|Career Sector:||Higher Education|
|Graduate Degree:||MA History, PhD History, University of Wisconsin-Madison|
|Current Job Title:||Associate Professor of History|
|Current Employer:||Le Moyne College|
What was your career path that led you to your current position?
I entered graduate school immediately upon completely my undergraduate degree at UD. After ten years of coursework, research, writing, and the study of several foreign languages I completed my PhD in Ottoman history. While writing my dissertation I began applying for Middle East history teaching positions at universities throughout the United States. My first tenure-track position was in the History Department at Indiana University of Pennsylvania. I accepted my present position after teaching at IUP for three years since I wanted to not only live in a more urban area but also desired to teach at a Catholic liberal arts college.
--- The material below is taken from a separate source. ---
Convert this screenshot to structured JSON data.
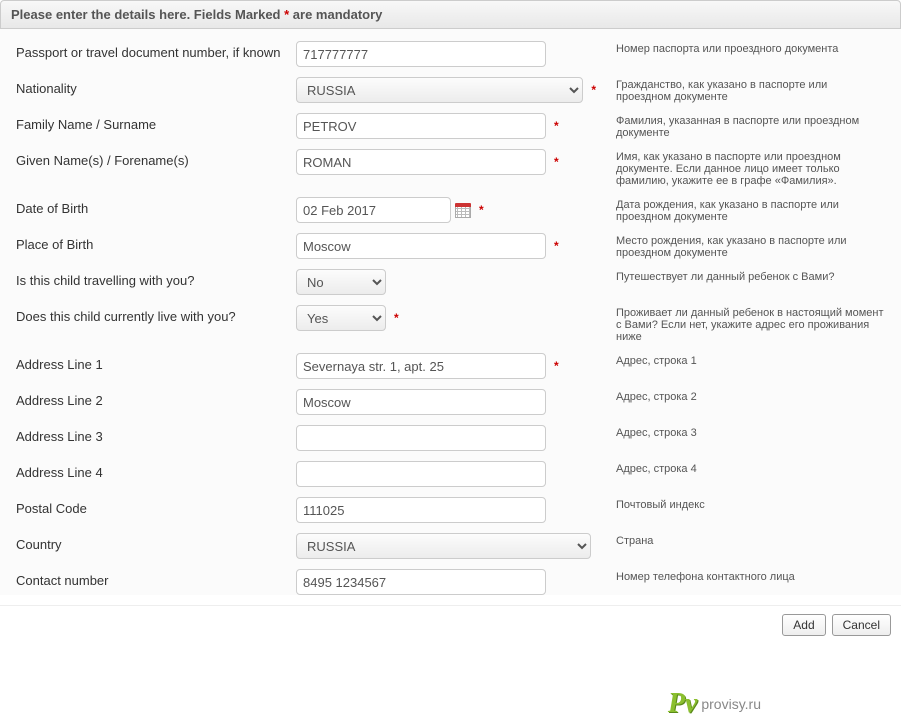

What kind of credentials, education, training, prior experience are needed?
As an Ottoman historian, I am expected to have knowledge of numerous languages associated with the Ottoman Empire. At UD I took French for Reading Knowledge my senior year to make me a more viable candidate for graduate work in history (I had taken Spanish to fulfill the foreign language requirement as a Freshman). I also arranged to begin studying Modern Turkish during the summer between ending undergrad studies and beginning my grad studies. To enhance my language knowledge I spent a year studying both Modern and Ottoman Turkish in Turkey. Additionally, I picked up Serbo-Croatian while a grad student. That being said the acquisition of foreign languages is essential for graduate students in history. This is true for many other disciplines as well. Graduate schools expect students to come in with foreign language proficiency. As a professor of history, it is expected that one possesses a PhD, but, now more than ever, it is expected that the PhD is from a top graduate program. By this, I mean a program that is at least in the top twenty in the chosen field of study.
How was your major and/or your degree from UD related to your current work?
At UD I majored in history, and as a professor of history, I continue to work in that field. Although when I attended UD there were no classes offered that dealt with my chosen field of history, the Ottoman Empire, the instruction I received in research methods, analytical reading, and writing were essential to my future success.